in build, with square-cut features like the heroes of old-time comic strips,
giving their faces a squashed look, and skin color ranging from purple to light
blue-gray. Their generally humanoid form had caused consternation among scientific
ranks when they first came to Earth, because according to the then prevailing
theories such similarity resulting from separate evolutionary processes unfolding
in isolation shouldn't have been possible. The matter had been one of indifference
to Farden, who had never paid much attention to scientific theories anyway,
and as far as he knew it still wasn't settled. Their hair came in all manner
of hues, the two present on this occasion having glossy black showing blue highlights
in one case, and a dull coppery red in the other, both trimmed in the standard
Hyadean manner. And both wore the familiar tunic-like garb, plain in color,
one drab green, the other brown, purely functional, devoid of decoration or
appeal to aesthetic styling.
They exchanged utterances in their own language. Then
the black-haired one spoke down toward his breast pocket. A voice replied
in Hyadean, but including recognizably the words "very long." Hyadeans
carried a kind of pocket Artificial Intelligence that acted as a secretary,
librarian, and could help them with language translation and other matters.
Terrans called the device a "veebee," standing for voxbox. The Hyadean
explained to the three Terrans:
"My companion is not here, at Earth, for very
long. The ways are new and strange. At Chryse, people acting like that would
be . . ." he consulted his veebee again, "unthinkable." Chryse
was the Hyadeans' home world, a planet of the hitherto unnamed star Alitair,
in the vicinity of the constellations Hyades and Pleiades, in the sign of Taurus.
"That word tends to suggest disapproval,"
Meakes commented. "That he doesn't agree."
The Hyadean who had spoken conversed briefly with the
red-headed one. "He does not approve. He asks how leaders can function."
"Tell him we agree on that," Farden said,
at the same time praying inwardly that this stunted attempt at conversation
wouldn't endure all through the flight.
"One reason we are here is that we educate . .
." (the veebee interjected something) "to educate Earth in organizing
a system that will avoid such things. That way means wealth and peace for all.
As is true for Hyadean worlds."
Meakes nodded. "I'll say amen to that."
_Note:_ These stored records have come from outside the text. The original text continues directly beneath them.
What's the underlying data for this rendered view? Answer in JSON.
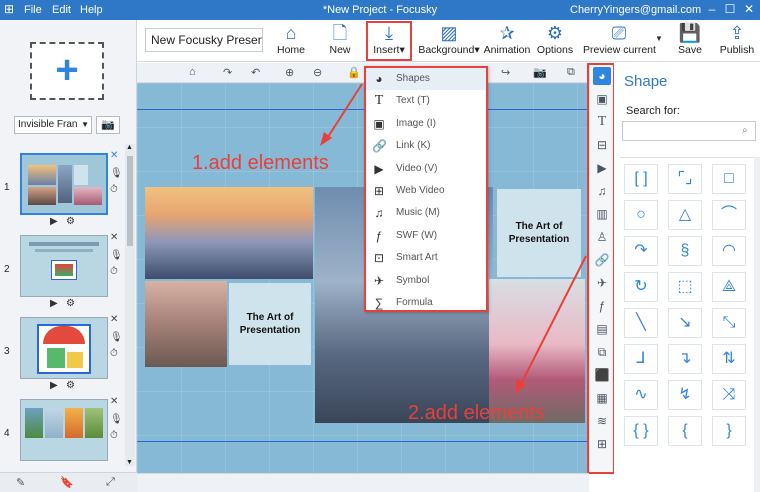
{
  "titlebar": {
    "menus": [
      "File",
      "Edit",
      "Help"
    ],
    "title": "*New Project - Focusky",
    "account": "CherryYingers@gmail.com",
    "controls": [
      "minimize-icon",
      "maximize-icon",
      "close-icon"
    ]
  },
  "left": {
    "frame_select": "Invisible Fran",
    "thumbnails": [
      {
        "num": "1"
      },
      {
        "num": "2"
      },
      {
        "num": "3"
      },
      {
        "num": "4"
      }
    ]
  },
  "toolbar": {
    "project_name": "New Focusky Presenta",
    "home": "Home",
    "new": "New",
    "insert": "Insert",
    "background": "Background",
    "animation": "Animation",
    "options": "Options",
    "preview": "Preview current",
    "save": "Save",
    "publish": "Publish"
  },
  "canvas": {
    "card1": "The Art of Presentation",
    "card2": "The Art of Presentation"
  },
  "insert_menu": {
    "items": [
      {
        "icon": "shapes-icon",
        "label": "Shapes"
      },
      {
        "icon": "text-icon",
        "label": "Text (T)"
      },
      {
        "icon": "image-icon",
        "label": "Image (I)"
      },
      {
        "icon": "link-icon",
        "label": "Link (K)"
      },
      {
        "icon": "video-icon",
        "label": "Video (V)"
      },
      {
        "icon": "web-video-icon",
        "label": "Web Video"
      },
      {
        "icon": "music-icon",
        "label": "Music (M)"
      },
      {
        "icon": "swf-icon",
        "label": "SWF (W)"
      },
      {
        "icon": "smart-art-icon",
        "label": "Smart Art"
      },
      {
        "icon": "symbol-icon",
        "label": "Symbol"
      },
      {
        "icon": "formula-icon",
        "label": "Formula"
      }
    ]
  },
  "annotations": {
    "first": "1.add elements",
    "second": "2.add elements"
  },
  "shape_panel": {
    "title": "Shape",
    "search_label": "Search for:",
    "search_value": ""
  },
  "colors": {
    "accent": "#2f86de",
    "titlebar": "#2f78c8",
    "annotation": "#e8403a"
  }
}
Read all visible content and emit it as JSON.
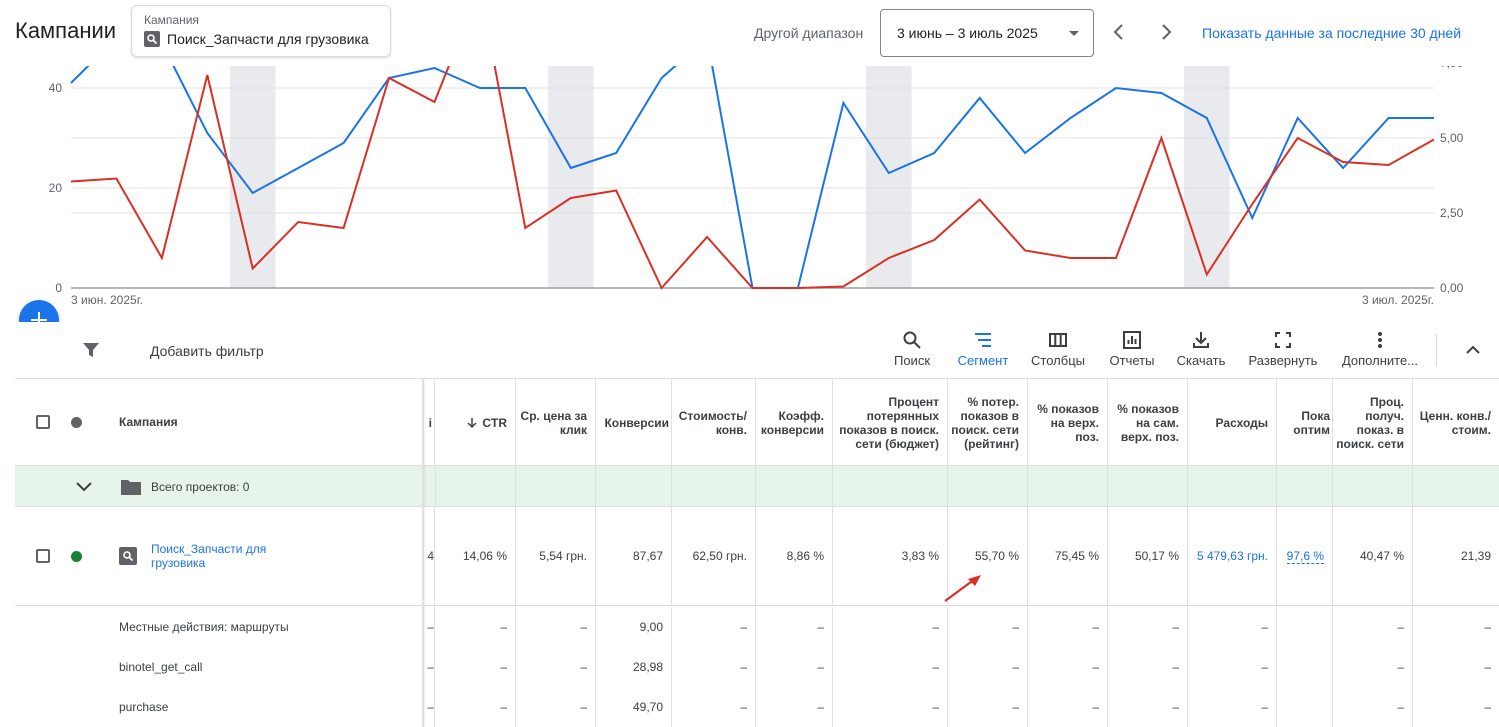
{
  "header": {
    "title": "Кампании",
    "campaign_label": "Кампания",
    "campaign_name": "Поиск_Запчасти для грузовика",
    "range_label": "Другой диапазон",
    "date_range": "3 июнь – 3 июль 2025",
    "last30_link": "Показать данные за последние 30 дней"
  },
  "chart_data": {
    "type": "line",
    "x_start_label": "3 июн. 2025г.",
    "x_end_label": "3 июл. 2025г.",
    "left_axis_ticks": [
      "0",
      "20",
      "40"
    ],
    "right_axis_ticks": [
      "0,00",
      "2,50",
      "5,00",
      "7,50"
    ],
    "left_axis_range": [
      0,
      45
    ],
    "right_axis_range": [
      0,
      7.5
    ],
    "weekend_bands": true,
    "colors": {
      "blue": "#1a73e8",
      "red": "#d93025"
    },
    "series": [
      {
        "axis": "left",
        "color": "#1a73e8",
        "values": [
          41,
          50,
          49,
          31,
          19,
          24,
          29,
          42,
          44,
          40,
          40,
          24,
          27,
          42,
          50,
          0,
          0,
          37,
          23,
          27,
          38,
          27,
          34,
          40,
          39,
          34,
          14,
          34,
          24,
          34,
          34
        ]
      },
      {
        "axis": "right",
        "color": "#d93025",
        "values": [
          3.55,
          3.65,
          1.0,
          7.1,
          0.65,
          2.2,
          2.0,
          7.0,
          6.2,
          10,
          2.0,
          3.0,
          3.25,
          0.0,
          1.7,
          0.0,
          0.0,
          0.05,
          1.0,
          1.6,
          2.95,
          1.25,
          1.0,
          1.0,
          5.0,
          0.45,
          2.8,
          5.0,
          4.2,
          4.1,
          4.95
        ]
      }
    ]
  },
  "toolbar": {
    "filter_label": "Добавить фильтр",
    "search": "Поиск",
    "segment": "Сегмент",
    "columns": "Столбцы",
    "reports": "Отчеты",
    "download": "Скачать",
    "expand": "Развернуть",
    "more": "Дополните..."
  },
  "table": {
    "headers": {
      "campaign": "Кампания",
      "prev_partial": "і",
      "ctr": "CTR",
      "avg_cpc": "Ср. цена за клик",
      "conversions": "Конверсии",
      "cost_conv": "Стоимость/ конв.",
      "conv_rate": "Коэфф. конверсии",
      "lost_budget": "Процент потерянных показов в поиск. сети (бюджет)",
      "lost_rank": "% потер. показов в поиск. сети (рейтинг)",
      "top_pos": "% показов на верх. поз.",
      "abs_top_pos": "% показов на сам. верх. поз.",
      "cost": "Расходы",
      "opt_score": "Пока оптим",
      "impr_share": "Проц. получ. показ. в поиск. сети",
      "value_cost": "Ценн. конв./ стоим."
    },
    "total_row": {
      "label": "Всего проектов: 0"
    },
    "campaign_row": {
      "name": "Поиск_Запчасти для грузовика",
      "prev_partial": "4",
      "ctr": "14,06 %",
      "avg_cpc": "5,54 грн.",
      "conversions": "87,67",
      "cost_conv": "62,50 грн.",
      "conv_rate": "8,86 %",
      "lost_budget": "3,83 %",
      "lost_rank": "55,70 %",
      "top_pos": "75,45 %",
      "abs_top_pos": "50,17 %",
      "cost": "5 479,63 грн.",
      "opt_score": "97,6 %",
      "impr_share": "40,47 %",
      "value_cost": "21,39"
    },
    "sub_rows": [
      {
        "name": "Местные действия: маршруты",
        "conversions": "9,00"
      },
      {
        "name": "binotel_get_call",
        "conversions": "28,98"
      },
      {
        "name": "purchase",
        "conversions": "49,70"
      }
    ],
    "dash": "–"
  }
}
"Excuse me. I am not familiar with 'amen' in
this context," the veebee's voice said from the black-haired Hyadean's
"It means . . . True? Truly?" Meakes looked
at Farden and the other army officer inquiringly. They returned shrugs. "Anyhow,
I agree with that too," he said.
"Thanks. Noted," the veebee acknowledged.
The black-haired Hyadean waved to indicate the interior
of the vehicle. "And we will make Terrans into better scientists, so maybe
one day you build craft like these too." What most people considered "tact"
wasn't exactly the aliens' strongest point. When they felt superior or considered
themselves to be at an advantage in some respect, they made sure to let everyone
know. Farden nodded noncommittally. The exchange continued bravely for a minute
or so more and then died, and the occupants lapsed into talk in lowered tones
with their own kind.
Farden leaned back against the rubbery headrest and
thought over what his position would be later at the meeting Kovansky had alluded
to, in the light of the day's events. At least the seats were of alien proportions,
which was an improvement over a lot of traveling accommodation that he had endured.
Another reason for preferring to use Hyadean vessels whenever possible was that
the on-board defenses were fast and accurate enough to stop any Terran-produced
missile before it got closer than ten miles, or a ground-launched shot from
immediately below within a second of firing. With political terrorists in the
U.S. taking on the regular military now, and acquiring all kinds of weapons,
one couldn't take too many precautions. . . .
Unfortunately, the bolt of plasma fired from below
when the flyer was twelve miles north of the city came from a weapon that wasn't
Terran, and the radars on Hyadean vessels fitted for Earth duty were designed
only to look for missiles. It hit the flyer dead center, vaporizing it instantly.